**WHAT THE TASK ASKS:** Give only a number in reply. It should be how many lines in the records contain the string "JSON".

**TASK INPUT:**
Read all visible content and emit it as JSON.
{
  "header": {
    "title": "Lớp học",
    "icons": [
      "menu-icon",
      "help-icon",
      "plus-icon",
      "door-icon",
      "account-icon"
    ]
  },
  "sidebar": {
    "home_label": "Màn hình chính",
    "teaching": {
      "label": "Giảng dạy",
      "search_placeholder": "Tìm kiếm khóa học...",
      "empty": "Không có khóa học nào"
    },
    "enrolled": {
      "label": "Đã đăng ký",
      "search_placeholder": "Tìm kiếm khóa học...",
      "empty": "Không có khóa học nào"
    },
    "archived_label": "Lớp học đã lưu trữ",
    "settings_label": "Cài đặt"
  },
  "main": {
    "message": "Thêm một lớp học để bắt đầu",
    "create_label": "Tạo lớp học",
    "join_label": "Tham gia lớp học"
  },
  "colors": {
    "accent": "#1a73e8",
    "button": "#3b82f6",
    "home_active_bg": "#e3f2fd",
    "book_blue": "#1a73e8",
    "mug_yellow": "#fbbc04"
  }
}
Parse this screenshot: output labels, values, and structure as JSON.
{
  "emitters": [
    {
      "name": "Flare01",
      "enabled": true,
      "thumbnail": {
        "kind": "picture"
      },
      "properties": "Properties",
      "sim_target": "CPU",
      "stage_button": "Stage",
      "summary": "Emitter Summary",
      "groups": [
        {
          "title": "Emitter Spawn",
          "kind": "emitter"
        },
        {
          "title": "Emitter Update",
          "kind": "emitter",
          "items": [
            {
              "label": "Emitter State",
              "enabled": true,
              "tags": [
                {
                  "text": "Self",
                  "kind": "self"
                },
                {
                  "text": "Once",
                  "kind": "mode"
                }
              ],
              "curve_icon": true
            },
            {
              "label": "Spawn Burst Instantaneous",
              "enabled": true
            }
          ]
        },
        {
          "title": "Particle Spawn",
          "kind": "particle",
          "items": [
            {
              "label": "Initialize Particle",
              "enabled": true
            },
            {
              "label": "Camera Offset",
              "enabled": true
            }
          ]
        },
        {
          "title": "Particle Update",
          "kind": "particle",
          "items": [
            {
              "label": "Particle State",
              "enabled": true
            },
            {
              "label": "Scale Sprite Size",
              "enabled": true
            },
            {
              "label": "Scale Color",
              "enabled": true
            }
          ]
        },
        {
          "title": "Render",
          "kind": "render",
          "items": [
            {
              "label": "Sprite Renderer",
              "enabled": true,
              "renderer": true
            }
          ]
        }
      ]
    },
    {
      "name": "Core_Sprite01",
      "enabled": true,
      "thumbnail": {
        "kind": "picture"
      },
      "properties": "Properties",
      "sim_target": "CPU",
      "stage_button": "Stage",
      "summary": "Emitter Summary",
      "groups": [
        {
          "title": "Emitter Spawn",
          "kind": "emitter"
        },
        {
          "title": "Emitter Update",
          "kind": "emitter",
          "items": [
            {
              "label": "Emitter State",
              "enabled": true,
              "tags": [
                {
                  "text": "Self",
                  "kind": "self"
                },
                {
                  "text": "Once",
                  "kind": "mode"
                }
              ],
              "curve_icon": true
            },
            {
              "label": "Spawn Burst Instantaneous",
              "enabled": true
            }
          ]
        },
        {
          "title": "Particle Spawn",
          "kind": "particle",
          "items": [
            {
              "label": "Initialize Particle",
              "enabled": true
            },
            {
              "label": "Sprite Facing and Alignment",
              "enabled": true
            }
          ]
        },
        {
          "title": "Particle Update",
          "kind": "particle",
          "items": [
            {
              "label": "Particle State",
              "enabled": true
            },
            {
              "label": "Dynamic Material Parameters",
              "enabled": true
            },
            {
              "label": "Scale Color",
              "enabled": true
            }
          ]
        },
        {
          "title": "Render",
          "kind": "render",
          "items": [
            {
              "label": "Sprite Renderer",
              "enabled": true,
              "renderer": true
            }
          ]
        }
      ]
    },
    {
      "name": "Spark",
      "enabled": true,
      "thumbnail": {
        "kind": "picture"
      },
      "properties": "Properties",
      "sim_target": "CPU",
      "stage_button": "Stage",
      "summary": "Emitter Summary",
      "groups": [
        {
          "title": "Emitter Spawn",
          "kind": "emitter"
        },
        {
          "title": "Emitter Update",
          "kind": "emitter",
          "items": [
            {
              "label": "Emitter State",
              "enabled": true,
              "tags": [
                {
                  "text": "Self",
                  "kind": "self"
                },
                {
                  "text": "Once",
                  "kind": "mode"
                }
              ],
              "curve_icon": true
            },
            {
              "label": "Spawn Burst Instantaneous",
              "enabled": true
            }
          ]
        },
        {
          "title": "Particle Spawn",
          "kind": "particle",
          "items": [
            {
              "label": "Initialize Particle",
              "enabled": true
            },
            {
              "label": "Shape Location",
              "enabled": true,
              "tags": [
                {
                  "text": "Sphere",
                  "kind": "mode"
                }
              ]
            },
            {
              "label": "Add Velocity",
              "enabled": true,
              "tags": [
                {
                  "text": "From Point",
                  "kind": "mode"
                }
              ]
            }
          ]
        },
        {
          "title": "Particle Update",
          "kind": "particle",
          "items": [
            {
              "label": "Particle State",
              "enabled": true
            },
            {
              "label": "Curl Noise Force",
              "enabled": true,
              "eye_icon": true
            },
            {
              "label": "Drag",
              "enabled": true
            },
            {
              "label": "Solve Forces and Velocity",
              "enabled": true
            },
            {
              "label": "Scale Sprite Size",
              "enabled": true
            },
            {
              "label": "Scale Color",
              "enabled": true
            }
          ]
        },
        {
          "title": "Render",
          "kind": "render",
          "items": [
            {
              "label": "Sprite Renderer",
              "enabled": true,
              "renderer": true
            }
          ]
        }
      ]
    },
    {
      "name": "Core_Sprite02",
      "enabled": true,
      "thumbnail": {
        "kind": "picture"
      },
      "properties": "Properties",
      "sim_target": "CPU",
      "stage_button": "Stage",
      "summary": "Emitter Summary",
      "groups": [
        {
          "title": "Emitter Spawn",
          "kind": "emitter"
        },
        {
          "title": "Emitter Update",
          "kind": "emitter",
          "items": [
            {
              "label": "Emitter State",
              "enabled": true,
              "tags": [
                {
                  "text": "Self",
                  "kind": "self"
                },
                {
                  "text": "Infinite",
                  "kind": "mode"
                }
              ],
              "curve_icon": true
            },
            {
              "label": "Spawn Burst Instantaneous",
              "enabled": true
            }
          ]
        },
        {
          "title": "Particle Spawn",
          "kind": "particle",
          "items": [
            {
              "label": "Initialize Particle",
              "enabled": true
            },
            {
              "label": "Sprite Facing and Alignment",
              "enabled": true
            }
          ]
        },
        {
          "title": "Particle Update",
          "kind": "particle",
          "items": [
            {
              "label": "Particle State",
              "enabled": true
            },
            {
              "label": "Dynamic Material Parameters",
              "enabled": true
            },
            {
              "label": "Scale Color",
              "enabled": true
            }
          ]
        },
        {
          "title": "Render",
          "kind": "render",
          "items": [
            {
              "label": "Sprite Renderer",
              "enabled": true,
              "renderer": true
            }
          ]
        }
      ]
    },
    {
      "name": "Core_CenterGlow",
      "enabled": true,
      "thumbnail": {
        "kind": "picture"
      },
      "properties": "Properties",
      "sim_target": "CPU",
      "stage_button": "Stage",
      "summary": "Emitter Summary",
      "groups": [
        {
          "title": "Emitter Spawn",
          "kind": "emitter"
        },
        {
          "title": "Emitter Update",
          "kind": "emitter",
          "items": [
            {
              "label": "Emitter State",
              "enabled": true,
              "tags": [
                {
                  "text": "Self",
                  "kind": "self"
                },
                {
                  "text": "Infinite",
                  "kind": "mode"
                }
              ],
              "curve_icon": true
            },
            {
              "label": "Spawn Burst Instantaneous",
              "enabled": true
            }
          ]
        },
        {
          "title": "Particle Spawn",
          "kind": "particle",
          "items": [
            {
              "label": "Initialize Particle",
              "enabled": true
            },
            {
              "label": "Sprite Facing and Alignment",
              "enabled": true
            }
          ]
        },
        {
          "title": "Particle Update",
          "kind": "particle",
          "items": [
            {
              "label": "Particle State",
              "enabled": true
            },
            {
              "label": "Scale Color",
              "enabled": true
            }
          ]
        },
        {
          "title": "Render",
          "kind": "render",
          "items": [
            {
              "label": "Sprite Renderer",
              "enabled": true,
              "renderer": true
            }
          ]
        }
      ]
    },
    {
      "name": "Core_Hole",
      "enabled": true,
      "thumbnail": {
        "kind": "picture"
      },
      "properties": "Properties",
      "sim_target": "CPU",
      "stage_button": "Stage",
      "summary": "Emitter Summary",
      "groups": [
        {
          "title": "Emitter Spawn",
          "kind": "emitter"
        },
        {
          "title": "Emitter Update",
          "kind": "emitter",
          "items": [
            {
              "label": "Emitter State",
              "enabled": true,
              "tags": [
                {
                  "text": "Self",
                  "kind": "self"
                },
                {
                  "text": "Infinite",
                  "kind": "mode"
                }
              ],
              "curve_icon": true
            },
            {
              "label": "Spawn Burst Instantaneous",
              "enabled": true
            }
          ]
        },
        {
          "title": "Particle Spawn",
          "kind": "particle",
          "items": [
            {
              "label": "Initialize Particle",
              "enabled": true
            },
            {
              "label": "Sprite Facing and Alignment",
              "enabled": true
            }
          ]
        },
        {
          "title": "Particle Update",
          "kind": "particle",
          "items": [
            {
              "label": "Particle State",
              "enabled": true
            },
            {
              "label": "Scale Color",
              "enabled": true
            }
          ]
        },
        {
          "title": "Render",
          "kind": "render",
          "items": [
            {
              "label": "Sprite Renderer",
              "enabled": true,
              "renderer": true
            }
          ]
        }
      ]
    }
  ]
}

**RESPONSE BELOW:** 2